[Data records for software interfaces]
* * *
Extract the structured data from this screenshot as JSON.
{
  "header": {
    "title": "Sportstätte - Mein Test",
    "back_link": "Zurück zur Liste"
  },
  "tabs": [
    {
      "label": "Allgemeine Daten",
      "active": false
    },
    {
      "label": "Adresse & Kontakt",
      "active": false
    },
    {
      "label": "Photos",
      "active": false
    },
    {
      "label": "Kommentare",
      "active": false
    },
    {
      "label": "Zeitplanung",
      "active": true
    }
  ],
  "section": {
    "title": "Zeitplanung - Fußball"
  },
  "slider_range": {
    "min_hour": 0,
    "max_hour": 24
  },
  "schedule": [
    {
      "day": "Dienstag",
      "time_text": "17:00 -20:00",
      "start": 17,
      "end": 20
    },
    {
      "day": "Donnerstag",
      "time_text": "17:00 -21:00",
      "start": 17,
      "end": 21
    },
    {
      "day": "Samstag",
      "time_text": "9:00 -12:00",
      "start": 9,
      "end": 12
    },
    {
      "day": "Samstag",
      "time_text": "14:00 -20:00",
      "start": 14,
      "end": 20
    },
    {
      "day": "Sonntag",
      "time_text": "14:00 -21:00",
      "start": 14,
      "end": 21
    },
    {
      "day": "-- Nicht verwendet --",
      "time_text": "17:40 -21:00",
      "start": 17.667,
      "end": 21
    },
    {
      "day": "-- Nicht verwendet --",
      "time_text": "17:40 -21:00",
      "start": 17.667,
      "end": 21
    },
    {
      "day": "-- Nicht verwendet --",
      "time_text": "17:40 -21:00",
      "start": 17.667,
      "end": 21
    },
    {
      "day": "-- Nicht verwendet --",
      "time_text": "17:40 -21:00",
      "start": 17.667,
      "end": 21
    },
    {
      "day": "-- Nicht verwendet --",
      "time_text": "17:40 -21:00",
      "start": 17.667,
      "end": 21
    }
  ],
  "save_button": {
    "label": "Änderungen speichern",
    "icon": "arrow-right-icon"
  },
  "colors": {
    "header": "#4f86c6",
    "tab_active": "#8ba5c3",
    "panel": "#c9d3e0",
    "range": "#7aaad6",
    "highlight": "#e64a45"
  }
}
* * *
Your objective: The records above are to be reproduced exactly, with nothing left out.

Reply to the exercise:
Extract the structured data from this screenshot as JSON.
{
  "header": {
    "title": "Sportstätte - Mein Test",
    "back_link": "Zurück zur Liste"
  },
  "tabs": [
    {
      "label": "Allgemeine Daten",
      "active": false
    },
    {
      "label": "Adresse & Kontakt",
      "active": false
    },
    {
      "label": "Photos",
      "active": false
    },
    {
      "label": "Kommentare",
      "active": false
    },
    {
      "label": "Zeitplanung",
      "active": true
    }
  ],
  "section": {
    "title": "Zeitplanung - Fußball"
  },
  "slider_range": {
    "min_hour": 0,
    "max_hour": 24
  },
  "schedule": [
    {
      "day": "Dienstag",
      "time_text": "17:00 -20:00",
      "start": 17,
      "end": 20
    },
    {
      "day": "Donnerstag",
      "time_text": "17:00 -21:00",
      "start": 17,
      "end": 21
    },
    {
      "day": "Samstag",
      "time_text": "9:00 -12:00",
      "start": 9,
      "end": 12
    },
    {
      "day": "Samstag",
      "time_text": "14:00 -20:00",
      "start": 14,
      "end": 20
    },
    {
      "day": "Sonntag",
      "time_text": "14:00 -21:00",
      "start": 14,
      "end": 21
    },
    {
      "day": "-- Nicht verwendet --",
      "time_text": "17:40 -21:00",
      "start": 17.667,
      "end": 21
    },
    {
      "day": "-- Nicht verwendet --",
      "time_text": "17:40 -21:00",
      "start": 17.667,
      "end": 21
    },
    {
      "day": "-- Nicht verwendet --",
      "time_text": "17:40 -21:00",
      "start": 17.667,
      "end": 21
    },
    {
      "day": "-- Nicht verwendet --",
      "time_text": "17:40 -21:00",
      "start": 17.667,
      "end": 21
    },
    {
      "day": "-- Nicht verwendet --",
      "time_text": "17:40 -21:00",
      "start": 17.667,
      "end": 21
    }
  ],
  "save_button": {
    "label": "Änderungen speichern",
    "icon": "arrow-right-icon"
  },
  "colors": {
    "header": "#4f86c6",
    "tab_active": "#8ba5c3",
    "panel": "#c9d3e0",
    "range": "#7aaad6",
    "highlight": "#e64a45"
  }
}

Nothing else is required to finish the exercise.